They say the policies are similar to those of Scandinavian countries, but they can’t resist going back to the issue of Madrid versus Vitoria.
“What is at stake in these elections, I believe, is the continuity of the politics of dialogue [with Eta] defended by Ibarretxe, or a return to more conflict if the Socialists win” says PNV voter Carlos Caballero, as he watches his leader greeting some of his supporters inside a sports hall.
In Caballero’s opinion, the Basque Socialists don’t want to look for a solution through dialogue as happened in Northern Ireland.
“They only take instructions from Madrid” he says.
The ninth Basque parliament that will be formed after Sunday’s elections will be the first one where the Basque radical parties will not be present, after the supreme court’s ruling.
Their past performances have gone from a low of 10 per cent in 2001 to a high of 18 per cent in the 1990 elections.
It is impossible to know how many of the 300,000 or so “abertzales” [a Basque word to refer to a patriot or lover of his/her country] defend violence in order to achieve their goals.
From next week, this group of people will no longer have political representatives in the main Basque political institution.
Dialogue will now be more difficult, and the new government, likely to be led by the Basque Socialist party, the party Caballero says “takes instructions from Madrid,” have said they will not talk to Eta until they stop the killing.
This is a tougher and new approach within Basque regional politics.

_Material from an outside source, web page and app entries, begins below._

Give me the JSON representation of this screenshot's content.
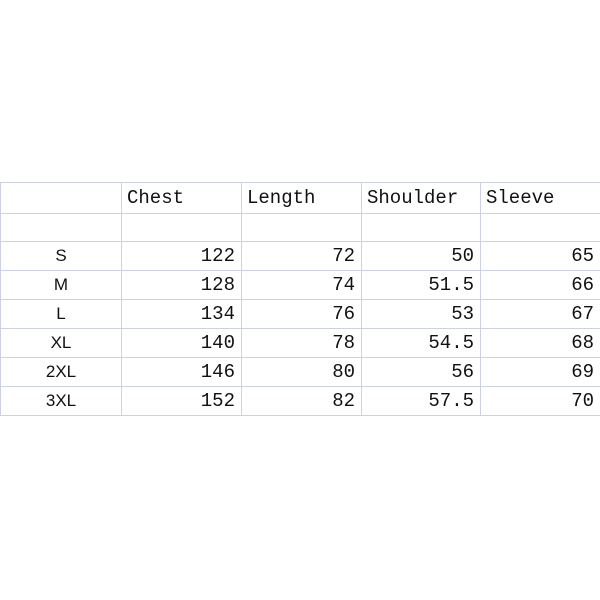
{
  "table": {
    "headers": [
      "",
      "Chest",
      "Length",
      "Shoulder",
      "Sleeve"
    ],
    "spacer_row": [
      "",
      "",
      "",
      "",
      ""
    ],
    "rows": [
      {
        "size": "S",
        "chest": "122",
        "length": "72",
        "shoulder": "50",
        "sleeve": "65"
      },
      {
        "size": "M",
        "chest": "128",
        "length": "74",
        "shoulder": "51.5",
        "sleeve": "66"
      },
      {
        "size": "L",
        "chest": "134",
        "length": "76",
        "shoulder": "53",
        "sleeve": "67"
      },
      {
        "size": "XL",
        "chest": "140",
        "length": "78",
        "shoulder": "54.5",
        "sleeve": "68"
      },
      {
        "size": "2XL",
        "chest": "146",
        "length": "80",
        "shoulder": "56",
        "sleeve": "69"
      },
      {
        "size": "3XL",
        "chest": "152",
        "length": "82",
        "shoulder": "57.5",
        "sleeve": "70"
      }
    ]
  },
  "colors": {
    "background": "#ffffff",
    "gridline": "#ccd1e3",
    "text": "#111111"
  }
}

If Eta is forced to stop killing in the absence of any institutional voice, then Sunday’s elections could prove to be a turning point in the Basque Country, and it will be for the better.